The lone piece of race-related harassment alleged here is the “colored girl” comment, which occurred only once, over a year before Chandler’s resignation. See Compl. ¶¶ 20, 29. Constructive discharge requires a “greater severity or pervasiveness of harassment than the minimum required to prove a hostile working environment.” Spencer, 469 F.3d at 316 n.4 (quoting Landgraf v. USI Film Prods., 968 F.2d 427, 430 (5th Cir. 1992)). “Isolated incidents and ‘offhanded comments … are not sufficient to sustain a hostile work environment claim,’ ” so they necessarily fail to establish constructive discharge, too. Stucke v. City of Phila., 685 F. App’x 150, 153 (3d Cir. 2017) (quoting Caver v. City of Trenton, 420 F.3d 243, 262 (3d Cir. 2005)). As such, the “colored girl” comment, while clearly offensive, is not the sort of “extremely serious” comment that would otherwise support a constructive discharge claim. Caver, 420 F.3d at 262; see, e.g., Castleberry v. STI Grp., 863 F.3d 259, 265 (3d Cir. 2017) (reversing dismissal of employment discrimination claim where plaintiffs “alleged that their supervisor used a racially charged slur in front of them and their non-African-American coworkers … accompanied by threats of termination”); Hoff v. Spring House Tavern, No. 13-0662, 2013 WL 2434615, at *5 (E.D. Pa. June 5, 2013) (“Plaintiff was not constructively discharged when his supervisor failed to terminate a co-worker who had made one inappropriate racial comment.”). Chandler’s discrimination claim fails.
The court also held that plaintiff failed to sufficiently allege a hostile work environment claim, reasoning that the “colored girl” comment – while “undoubtedly offensive” – was insufficient, since “the fact that Plaintiff encountered an unpleasant isolated incident does not mean that the terms and conditions of Plaintiff’s employment were altered.”
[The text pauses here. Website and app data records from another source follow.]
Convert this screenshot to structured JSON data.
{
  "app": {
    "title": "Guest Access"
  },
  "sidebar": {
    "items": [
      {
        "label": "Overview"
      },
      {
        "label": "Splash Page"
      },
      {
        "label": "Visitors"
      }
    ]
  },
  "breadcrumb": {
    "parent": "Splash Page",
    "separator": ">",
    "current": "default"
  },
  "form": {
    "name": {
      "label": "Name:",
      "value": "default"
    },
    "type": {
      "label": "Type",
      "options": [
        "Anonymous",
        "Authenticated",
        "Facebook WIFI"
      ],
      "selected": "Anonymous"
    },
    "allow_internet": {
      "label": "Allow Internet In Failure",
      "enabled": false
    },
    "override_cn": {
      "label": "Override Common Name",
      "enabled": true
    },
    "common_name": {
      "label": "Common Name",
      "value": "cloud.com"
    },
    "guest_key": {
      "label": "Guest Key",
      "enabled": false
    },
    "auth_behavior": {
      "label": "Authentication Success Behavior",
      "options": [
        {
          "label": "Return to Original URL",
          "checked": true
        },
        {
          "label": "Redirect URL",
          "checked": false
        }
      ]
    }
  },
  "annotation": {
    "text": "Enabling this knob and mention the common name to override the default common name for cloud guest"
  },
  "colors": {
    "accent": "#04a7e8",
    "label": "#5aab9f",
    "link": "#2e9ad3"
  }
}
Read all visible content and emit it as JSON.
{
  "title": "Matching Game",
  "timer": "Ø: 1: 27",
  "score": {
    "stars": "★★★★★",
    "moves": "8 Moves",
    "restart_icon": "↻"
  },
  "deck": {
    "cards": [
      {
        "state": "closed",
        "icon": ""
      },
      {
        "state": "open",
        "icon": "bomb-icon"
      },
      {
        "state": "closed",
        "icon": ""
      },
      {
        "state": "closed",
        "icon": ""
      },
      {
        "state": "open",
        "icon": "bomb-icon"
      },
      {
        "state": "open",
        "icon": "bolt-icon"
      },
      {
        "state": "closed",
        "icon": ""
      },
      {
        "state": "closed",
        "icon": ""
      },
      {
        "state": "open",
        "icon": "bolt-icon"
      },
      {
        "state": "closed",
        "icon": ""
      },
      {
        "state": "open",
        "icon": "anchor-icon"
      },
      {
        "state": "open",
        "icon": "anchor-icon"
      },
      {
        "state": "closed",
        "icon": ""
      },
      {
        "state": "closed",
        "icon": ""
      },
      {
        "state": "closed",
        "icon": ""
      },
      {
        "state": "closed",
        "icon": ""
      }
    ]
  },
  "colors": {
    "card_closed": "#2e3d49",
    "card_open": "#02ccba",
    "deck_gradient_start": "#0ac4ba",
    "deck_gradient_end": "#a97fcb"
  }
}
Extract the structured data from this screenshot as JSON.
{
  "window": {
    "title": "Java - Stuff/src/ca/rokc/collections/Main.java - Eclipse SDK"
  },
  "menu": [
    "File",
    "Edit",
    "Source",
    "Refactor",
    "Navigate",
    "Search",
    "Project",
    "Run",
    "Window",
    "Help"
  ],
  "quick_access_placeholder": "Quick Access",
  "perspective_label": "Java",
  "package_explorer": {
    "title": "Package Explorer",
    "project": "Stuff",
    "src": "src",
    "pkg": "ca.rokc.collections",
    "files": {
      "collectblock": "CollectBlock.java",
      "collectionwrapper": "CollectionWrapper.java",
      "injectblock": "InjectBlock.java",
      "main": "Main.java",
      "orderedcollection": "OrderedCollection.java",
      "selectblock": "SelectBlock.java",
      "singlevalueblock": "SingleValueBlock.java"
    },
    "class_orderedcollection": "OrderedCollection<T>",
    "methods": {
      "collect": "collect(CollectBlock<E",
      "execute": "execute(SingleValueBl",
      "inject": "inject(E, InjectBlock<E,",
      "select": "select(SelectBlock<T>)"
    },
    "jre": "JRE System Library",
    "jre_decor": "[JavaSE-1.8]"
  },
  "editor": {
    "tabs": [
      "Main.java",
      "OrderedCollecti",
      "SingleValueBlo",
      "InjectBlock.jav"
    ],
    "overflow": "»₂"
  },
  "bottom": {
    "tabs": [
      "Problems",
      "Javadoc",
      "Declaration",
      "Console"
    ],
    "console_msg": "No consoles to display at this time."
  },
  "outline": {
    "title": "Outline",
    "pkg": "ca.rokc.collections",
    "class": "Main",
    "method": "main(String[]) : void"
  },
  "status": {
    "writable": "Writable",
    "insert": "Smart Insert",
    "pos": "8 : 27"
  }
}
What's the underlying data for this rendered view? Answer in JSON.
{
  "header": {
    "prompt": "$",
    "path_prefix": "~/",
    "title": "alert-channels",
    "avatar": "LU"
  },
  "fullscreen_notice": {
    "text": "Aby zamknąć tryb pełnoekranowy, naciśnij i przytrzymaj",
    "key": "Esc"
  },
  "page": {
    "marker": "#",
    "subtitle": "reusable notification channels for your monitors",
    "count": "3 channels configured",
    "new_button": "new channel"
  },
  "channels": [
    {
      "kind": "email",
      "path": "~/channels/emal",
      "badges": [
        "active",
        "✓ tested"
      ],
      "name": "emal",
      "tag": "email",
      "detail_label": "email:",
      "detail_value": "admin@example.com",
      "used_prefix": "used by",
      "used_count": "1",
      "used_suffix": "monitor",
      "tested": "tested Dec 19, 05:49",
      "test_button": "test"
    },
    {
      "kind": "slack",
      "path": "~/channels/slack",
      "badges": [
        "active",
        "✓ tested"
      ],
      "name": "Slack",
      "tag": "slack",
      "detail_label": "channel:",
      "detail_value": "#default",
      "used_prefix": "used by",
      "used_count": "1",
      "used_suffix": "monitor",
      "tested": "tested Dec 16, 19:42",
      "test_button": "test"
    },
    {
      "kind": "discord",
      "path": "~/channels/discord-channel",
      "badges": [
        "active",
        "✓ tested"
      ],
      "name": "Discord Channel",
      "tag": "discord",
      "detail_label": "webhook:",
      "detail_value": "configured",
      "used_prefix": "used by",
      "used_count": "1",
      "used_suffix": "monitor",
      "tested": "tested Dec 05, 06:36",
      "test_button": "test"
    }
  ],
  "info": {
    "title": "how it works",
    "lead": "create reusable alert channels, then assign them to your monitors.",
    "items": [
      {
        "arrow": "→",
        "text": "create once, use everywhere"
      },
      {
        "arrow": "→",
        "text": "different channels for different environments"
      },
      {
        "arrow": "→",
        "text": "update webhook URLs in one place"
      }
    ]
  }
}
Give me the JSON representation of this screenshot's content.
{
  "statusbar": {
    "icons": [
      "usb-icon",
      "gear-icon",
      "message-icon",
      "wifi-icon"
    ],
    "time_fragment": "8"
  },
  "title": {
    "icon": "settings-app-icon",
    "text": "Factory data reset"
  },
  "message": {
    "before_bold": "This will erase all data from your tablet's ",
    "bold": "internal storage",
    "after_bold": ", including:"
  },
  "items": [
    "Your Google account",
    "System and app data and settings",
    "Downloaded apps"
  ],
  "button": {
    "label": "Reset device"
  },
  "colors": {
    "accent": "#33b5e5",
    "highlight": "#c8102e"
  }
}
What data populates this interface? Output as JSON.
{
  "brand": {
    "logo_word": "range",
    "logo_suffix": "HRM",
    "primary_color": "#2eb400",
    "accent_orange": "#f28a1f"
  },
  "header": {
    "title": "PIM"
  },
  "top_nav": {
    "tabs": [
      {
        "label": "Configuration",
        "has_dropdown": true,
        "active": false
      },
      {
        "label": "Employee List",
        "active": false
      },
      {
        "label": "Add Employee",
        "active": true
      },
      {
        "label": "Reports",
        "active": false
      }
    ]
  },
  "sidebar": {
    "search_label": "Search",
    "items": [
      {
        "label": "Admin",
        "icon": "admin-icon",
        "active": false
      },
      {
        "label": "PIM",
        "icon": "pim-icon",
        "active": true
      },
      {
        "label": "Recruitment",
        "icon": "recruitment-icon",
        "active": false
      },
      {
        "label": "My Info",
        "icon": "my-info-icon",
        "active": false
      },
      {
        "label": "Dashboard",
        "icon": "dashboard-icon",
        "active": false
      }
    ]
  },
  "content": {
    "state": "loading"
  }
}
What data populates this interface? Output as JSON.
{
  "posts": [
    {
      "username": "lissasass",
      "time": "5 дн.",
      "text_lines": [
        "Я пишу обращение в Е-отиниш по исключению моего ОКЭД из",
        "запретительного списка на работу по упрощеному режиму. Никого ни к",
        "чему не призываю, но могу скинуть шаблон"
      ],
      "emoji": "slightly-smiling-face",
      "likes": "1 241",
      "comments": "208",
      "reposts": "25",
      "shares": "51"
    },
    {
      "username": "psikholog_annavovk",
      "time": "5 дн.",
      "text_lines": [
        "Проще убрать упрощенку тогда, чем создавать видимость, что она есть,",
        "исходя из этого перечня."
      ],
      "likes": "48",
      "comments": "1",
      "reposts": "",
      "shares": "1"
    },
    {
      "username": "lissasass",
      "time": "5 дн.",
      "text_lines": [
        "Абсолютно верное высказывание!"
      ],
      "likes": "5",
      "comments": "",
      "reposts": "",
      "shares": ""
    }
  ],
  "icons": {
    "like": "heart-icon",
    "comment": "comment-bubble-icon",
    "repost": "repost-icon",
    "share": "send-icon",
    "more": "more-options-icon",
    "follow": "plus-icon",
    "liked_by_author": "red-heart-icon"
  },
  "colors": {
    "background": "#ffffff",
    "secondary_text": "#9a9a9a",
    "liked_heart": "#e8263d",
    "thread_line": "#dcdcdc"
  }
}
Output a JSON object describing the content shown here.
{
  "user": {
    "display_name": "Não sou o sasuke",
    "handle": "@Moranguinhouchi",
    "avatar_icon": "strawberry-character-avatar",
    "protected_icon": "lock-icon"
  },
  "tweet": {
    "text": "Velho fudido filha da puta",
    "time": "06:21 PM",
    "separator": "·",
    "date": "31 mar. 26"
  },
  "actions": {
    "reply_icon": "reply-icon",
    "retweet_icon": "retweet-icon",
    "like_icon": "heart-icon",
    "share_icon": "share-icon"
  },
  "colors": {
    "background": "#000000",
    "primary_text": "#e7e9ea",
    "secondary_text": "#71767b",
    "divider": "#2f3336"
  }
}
The taunts from plaintiff’s colleagues likewise failed to support this claim, since “those taunts, on their face, were not racially based, and there are no facts alleged that otherwise suggest that they were racially motivated.”